F. Permanent Injunction
The permanent injunction requested in this case is against the future making of defamatory statements by defendant. This cause of action is entirely dependant upon plaintiff establishing, at a minimum, its cause of action for defamation in the first place. See: Rombom v. Weberman, 2002 WL 146 1890 (Sup. Ct. Kings Co. 2002); Trojan Electric & Machine Co. v. Heusinger, 162 AD2d 859 (3rd dept. 1990). Since the court has dismissed the underlying cause of action for libel, there is similarly and for the same reasoning, no basis to enjoin the making of such challenged statements in the future.
The court grants defendant's motion for summary judgment dismissing the sixth cause of action and denies plaintiff's motion seeking summary judgment on the sixth cause of action.
In accordance herewith the court grants defendant's motion for summary judgment dismissing the complaint and denies defendant's motion for summary judgment on the third and sixth causes of action. It is hereby:

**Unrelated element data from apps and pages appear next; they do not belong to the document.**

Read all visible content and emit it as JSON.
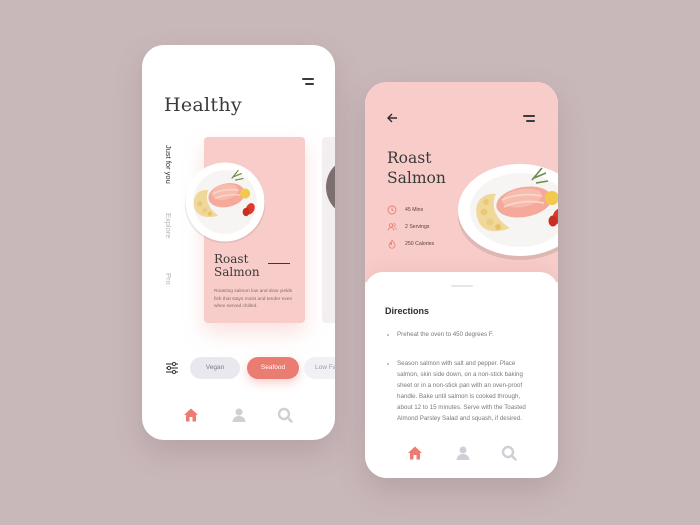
{
  "colors": {
    "background": "#c9b8ba",
    "card_pink": "#f8cdc9",
    "accent": "#eb7c72",
    "text_dark": "#3a3a3a"
  },
  "screen_home": {
    "title": "Healthy",
    "vertical_tabs": [
      "Just for you",
      "Explore",
      "Pro"
    ],
    "active_tab": "Just for you",
    "featured_card": {
      "dish_name": "Roast Salmon",
      "description": "Roasting salmon low and slow yields fish that stays moist and tender even when served chilled."
    },
    "filter_chips": [
      {
        "label": "Vegan",
        "selected": false
      },
      {
        "label": "Seafood",
        "selected": true
      },
      {
        "label": "Low Fat",
        "selected": false
      }
    ],
    "bottom_nav": [
      "home-icon",
      "user-icon",
      "search-icon"
    ],
    "active_nav": "home-icon"
  },
  "screen_detail": {
    "dish_name": "Roast Salmon",
    "stats": [
      {
        "icon": "clock-icon",
        "text": "45 Mins"
      },
      {
        "icon": "servings-icon",
        "text": "2 Servings"
      },
      {
        "icon": "flame-icon",
        "text": "250 Calories"
      }
    ],
    "directions_heading": "Directions",
    "directions": [
      "Preheat the oven to 450 degrees F.",
      "Season salmon with salt and pepper. Place salmon, skin side down, on a non-stick baking sheet or in a non-stick pan with an oven-proof handle. Bake until salmon is cooked through, about 12 to 15 minutes. Serve with the Toasted Almond Parsley Salad and squash, if desired."
    ],
    "bottom_nav": [
      "home-icon",
      "user-icon",
      "search-icon"
    ],
    "active_nav": "home-icon"
  }
}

ORDERED that the complaint is hereby dismissed in its entirety, and it is further
ORDERED that plaintiff's cross motion seeking summary judgment on the third and sixth cause of action is denied.
Any requested relief not expressly granted herein is denied.
This shall constitute the decision and order of the Court.
Dated: New York, New York
October 24, 2005 So Ordered
Footnote 1:There is some concern that the doctrines of per se defamation may not withstand first amendment constitutional scrutiny. See: Liberman v. Gelstein, 80 NY2d 429, 434 (1992), supra , footnote 1. Since this argument has not been raised at bar, the court does not reach it.